## Entries shown

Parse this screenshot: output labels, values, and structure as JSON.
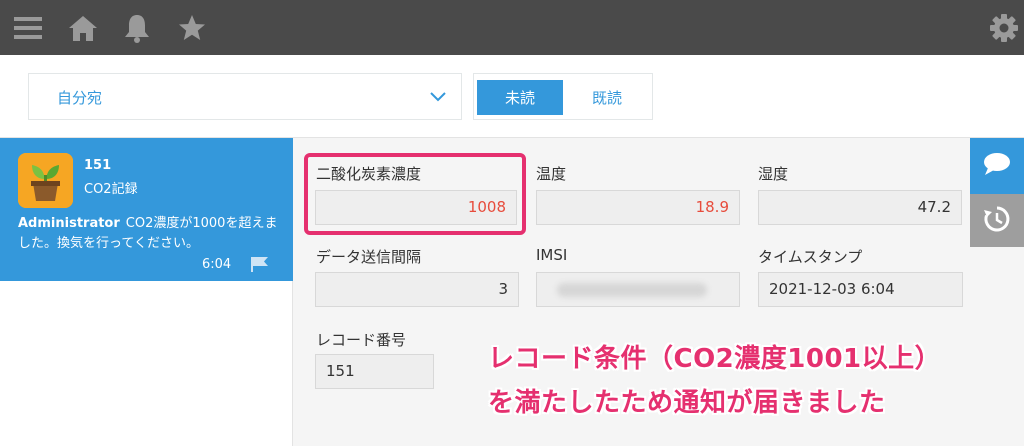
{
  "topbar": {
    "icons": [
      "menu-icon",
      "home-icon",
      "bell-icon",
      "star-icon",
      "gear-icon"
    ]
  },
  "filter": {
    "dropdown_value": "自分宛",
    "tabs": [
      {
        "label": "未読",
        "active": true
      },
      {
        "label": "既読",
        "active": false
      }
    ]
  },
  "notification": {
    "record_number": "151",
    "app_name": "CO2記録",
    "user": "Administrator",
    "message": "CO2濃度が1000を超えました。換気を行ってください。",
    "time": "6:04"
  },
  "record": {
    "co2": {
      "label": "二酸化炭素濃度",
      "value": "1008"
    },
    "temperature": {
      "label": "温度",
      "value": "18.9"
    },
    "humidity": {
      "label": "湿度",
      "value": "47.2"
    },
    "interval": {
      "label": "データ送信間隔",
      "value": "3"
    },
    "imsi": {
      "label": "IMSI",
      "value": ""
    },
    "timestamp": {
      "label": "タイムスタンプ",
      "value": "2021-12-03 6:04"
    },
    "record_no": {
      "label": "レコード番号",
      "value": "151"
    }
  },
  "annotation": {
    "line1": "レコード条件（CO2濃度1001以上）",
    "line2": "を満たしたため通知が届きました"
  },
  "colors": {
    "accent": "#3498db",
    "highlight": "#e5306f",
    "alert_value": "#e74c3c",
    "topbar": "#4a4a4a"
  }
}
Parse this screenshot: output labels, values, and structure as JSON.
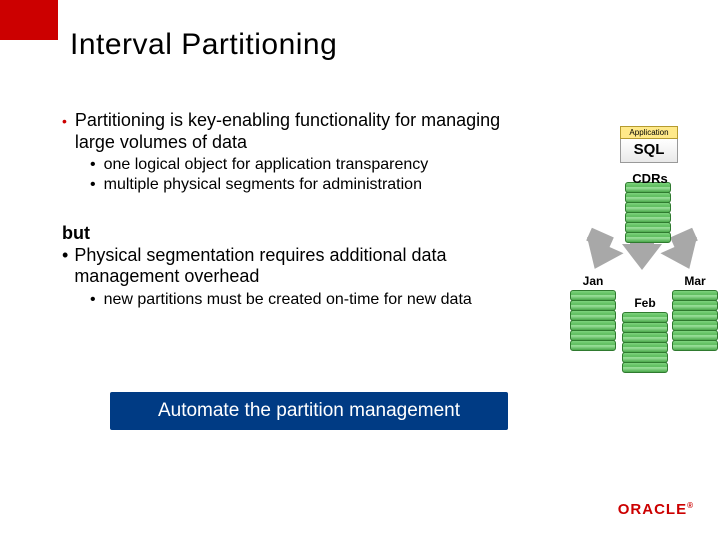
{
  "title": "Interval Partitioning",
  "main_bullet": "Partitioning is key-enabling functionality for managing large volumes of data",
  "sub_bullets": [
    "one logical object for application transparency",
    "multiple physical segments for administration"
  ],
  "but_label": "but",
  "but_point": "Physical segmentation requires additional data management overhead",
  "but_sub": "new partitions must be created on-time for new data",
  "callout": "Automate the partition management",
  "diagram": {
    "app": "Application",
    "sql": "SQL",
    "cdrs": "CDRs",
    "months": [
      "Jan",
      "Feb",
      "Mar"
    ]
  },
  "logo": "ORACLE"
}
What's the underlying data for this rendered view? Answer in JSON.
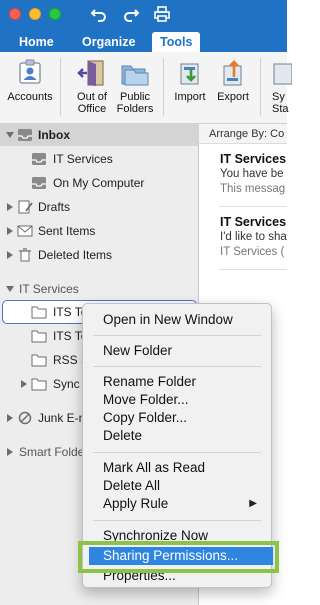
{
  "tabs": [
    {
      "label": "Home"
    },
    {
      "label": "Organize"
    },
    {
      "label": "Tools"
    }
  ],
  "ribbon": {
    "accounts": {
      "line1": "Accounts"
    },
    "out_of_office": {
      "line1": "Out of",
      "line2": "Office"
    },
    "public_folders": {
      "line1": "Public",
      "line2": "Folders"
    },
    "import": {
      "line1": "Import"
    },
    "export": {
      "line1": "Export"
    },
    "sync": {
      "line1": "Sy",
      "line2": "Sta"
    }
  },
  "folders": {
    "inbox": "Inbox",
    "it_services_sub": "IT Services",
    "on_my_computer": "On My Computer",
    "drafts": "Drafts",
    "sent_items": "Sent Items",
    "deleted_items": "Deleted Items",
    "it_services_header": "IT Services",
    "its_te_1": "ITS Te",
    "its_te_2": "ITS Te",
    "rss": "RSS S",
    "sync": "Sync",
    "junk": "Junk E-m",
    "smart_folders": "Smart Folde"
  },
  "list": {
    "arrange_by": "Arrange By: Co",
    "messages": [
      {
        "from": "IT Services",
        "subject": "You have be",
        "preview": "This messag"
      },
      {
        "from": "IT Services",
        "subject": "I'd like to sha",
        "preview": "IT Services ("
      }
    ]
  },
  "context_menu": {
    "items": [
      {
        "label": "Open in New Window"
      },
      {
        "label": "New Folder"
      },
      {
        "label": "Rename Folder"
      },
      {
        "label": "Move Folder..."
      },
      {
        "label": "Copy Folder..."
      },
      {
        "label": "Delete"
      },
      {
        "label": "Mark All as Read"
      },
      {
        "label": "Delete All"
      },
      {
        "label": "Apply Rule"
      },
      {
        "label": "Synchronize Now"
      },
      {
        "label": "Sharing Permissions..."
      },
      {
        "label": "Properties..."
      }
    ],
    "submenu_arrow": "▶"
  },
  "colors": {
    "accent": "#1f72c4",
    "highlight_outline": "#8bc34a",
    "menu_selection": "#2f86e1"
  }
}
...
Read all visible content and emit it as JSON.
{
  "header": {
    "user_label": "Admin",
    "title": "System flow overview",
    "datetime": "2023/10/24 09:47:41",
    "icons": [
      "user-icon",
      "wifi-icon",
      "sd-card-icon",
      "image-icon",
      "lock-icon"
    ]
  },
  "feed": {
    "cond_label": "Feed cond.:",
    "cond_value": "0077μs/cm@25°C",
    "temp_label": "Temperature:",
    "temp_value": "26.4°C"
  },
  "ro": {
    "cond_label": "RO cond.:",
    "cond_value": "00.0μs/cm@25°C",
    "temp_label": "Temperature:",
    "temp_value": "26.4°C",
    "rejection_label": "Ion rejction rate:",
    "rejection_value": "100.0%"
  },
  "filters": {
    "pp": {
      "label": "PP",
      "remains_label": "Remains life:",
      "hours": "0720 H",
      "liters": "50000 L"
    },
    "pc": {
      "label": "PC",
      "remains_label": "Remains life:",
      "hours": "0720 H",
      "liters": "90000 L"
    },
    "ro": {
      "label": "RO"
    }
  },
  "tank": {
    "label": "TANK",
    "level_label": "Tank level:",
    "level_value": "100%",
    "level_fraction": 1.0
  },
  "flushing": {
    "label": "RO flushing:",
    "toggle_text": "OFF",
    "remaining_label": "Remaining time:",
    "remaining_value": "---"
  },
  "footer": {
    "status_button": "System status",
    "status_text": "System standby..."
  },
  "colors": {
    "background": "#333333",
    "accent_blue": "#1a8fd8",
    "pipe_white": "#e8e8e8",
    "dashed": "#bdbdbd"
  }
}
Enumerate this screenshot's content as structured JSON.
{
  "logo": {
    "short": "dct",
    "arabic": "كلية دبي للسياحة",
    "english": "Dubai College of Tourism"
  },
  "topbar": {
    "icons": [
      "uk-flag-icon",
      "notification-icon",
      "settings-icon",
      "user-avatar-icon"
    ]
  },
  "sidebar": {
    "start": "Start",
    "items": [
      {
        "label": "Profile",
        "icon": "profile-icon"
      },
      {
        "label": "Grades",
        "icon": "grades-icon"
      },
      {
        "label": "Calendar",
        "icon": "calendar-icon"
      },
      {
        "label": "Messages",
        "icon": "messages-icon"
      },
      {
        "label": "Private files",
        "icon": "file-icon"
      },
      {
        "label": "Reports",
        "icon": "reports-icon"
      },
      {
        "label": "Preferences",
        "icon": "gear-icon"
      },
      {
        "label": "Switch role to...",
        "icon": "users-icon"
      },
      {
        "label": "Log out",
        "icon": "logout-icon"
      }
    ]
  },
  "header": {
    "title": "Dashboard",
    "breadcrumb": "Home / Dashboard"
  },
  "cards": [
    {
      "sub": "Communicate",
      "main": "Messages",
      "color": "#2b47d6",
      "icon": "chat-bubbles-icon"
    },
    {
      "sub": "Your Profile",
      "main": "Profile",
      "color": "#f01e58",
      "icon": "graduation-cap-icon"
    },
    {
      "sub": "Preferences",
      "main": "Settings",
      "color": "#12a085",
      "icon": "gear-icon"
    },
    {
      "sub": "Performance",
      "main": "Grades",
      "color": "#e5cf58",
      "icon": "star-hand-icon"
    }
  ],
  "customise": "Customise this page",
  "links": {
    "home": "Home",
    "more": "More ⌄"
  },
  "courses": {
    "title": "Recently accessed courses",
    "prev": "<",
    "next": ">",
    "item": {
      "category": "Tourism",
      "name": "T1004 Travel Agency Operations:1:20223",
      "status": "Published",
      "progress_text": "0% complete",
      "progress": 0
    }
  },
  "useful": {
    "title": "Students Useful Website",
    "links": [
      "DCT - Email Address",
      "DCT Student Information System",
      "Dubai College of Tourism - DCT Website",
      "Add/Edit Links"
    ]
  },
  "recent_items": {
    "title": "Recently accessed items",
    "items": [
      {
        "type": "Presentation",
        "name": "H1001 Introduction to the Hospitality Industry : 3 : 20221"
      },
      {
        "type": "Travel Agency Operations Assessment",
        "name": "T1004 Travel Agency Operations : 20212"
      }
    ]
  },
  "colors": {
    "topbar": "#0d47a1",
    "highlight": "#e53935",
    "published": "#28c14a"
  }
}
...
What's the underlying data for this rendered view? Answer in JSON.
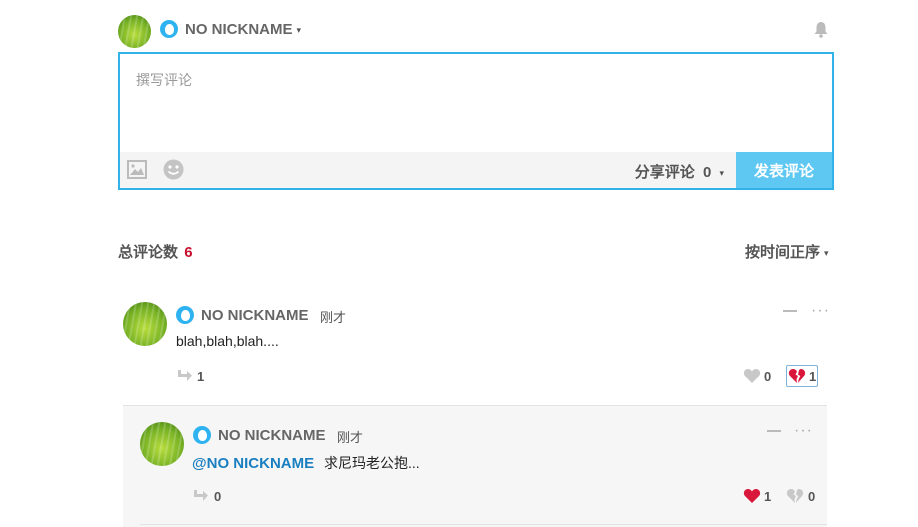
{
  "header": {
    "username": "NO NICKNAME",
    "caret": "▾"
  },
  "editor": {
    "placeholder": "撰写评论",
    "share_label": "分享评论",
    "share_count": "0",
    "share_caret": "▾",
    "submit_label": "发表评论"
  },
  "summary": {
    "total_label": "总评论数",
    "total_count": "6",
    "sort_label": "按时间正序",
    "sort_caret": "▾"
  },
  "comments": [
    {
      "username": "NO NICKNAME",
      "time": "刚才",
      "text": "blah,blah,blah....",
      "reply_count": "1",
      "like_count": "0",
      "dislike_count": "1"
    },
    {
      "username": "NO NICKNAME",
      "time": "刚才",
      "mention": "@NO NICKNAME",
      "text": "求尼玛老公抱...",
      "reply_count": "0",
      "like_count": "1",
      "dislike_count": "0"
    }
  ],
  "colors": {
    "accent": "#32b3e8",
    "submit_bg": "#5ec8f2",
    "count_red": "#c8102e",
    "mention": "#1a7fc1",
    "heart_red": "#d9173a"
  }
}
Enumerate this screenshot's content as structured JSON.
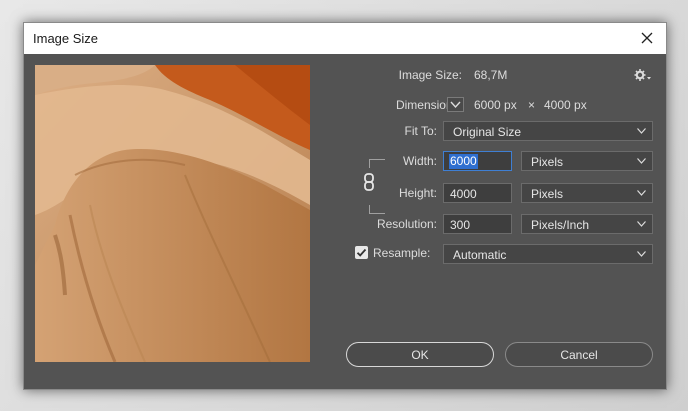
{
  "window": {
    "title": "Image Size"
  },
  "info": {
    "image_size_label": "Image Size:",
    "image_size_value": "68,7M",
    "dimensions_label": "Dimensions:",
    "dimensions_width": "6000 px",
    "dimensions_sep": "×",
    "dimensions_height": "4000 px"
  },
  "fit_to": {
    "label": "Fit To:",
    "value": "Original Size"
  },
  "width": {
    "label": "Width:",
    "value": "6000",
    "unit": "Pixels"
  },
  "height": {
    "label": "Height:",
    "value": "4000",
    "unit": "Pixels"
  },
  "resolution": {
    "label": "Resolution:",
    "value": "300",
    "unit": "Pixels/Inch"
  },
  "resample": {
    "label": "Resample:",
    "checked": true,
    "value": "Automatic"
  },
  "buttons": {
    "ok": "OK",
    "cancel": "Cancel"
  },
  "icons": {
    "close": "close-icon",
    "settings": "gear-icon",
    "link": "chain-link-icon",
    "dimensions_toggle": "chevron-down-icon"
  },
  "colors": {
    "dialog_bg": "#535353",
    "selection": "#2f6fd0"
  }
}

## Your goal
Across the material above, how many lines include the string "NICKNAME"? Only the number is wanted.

## Answer section
4